Copy out every line from the records that includes "file".

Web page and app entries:
::::::::

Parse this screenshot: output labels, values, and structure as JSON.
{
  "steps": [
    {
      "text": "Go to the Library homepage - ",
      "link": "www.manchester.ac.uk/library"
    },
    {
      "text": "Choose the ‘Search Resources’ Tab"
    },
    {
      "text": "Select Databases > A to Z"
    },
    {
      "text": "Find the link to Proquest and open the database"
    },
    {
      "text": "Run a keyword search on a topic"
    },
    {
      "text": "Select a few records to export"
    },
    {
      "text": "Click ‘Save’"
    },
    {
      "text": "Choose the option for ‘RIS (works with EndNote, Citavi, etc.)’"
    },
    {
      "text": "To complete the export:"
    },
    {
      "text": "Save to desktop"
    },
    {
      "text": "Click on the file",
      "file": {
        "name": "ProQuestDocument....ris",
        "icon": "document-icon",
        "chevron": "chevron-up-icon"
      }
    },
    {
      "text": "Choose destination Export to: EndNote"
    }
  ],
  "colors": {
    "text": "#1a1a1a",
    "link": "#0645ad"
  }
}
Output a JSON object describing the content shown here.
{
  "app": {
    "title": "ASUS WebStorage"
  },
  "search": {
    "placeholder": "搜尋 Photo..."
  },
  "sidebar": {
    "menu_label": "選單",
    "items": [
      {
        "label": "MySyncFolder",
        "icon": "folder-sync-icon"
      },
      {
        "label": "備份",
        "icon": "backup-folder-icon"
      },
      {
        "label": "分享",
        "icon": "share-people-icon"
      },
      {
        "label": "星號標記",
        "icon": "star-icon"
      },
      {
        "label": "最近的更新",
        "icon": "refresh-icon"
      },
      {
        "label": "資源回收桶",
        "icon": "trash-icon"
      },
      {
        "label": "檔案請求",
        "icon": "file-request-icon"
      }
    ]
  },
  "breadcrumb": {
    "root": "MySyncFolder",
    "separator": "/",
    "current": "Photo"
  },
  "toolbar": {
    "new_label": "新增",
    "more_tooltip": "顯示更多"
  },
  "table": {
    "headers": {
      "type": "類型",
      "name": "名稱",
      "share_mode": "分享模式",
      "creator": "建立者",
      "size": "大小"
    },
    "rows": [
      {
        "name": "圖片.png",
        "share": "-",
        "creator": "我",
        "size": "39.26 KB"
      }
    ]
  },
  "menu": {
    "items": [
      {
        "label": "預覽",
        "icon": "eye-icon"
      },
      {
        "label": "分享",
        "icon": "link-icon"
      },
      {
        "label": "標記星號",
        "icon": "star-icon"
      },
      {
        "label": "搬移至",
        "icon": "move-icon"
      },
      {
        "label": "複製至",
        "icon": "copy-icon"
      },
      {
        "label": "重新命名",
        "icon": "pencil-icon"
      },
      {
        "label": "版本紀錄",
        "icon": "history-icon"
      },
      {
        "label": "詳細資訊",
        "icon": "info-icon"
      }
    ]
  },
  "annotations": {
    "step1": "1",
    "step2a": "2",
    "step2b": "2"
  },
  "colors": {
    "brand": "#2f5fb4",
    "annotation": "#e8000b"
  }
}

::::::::

#### Exercise output:
      "text": "Click on the file",
      "file": {
        "icon": "file-request-icon"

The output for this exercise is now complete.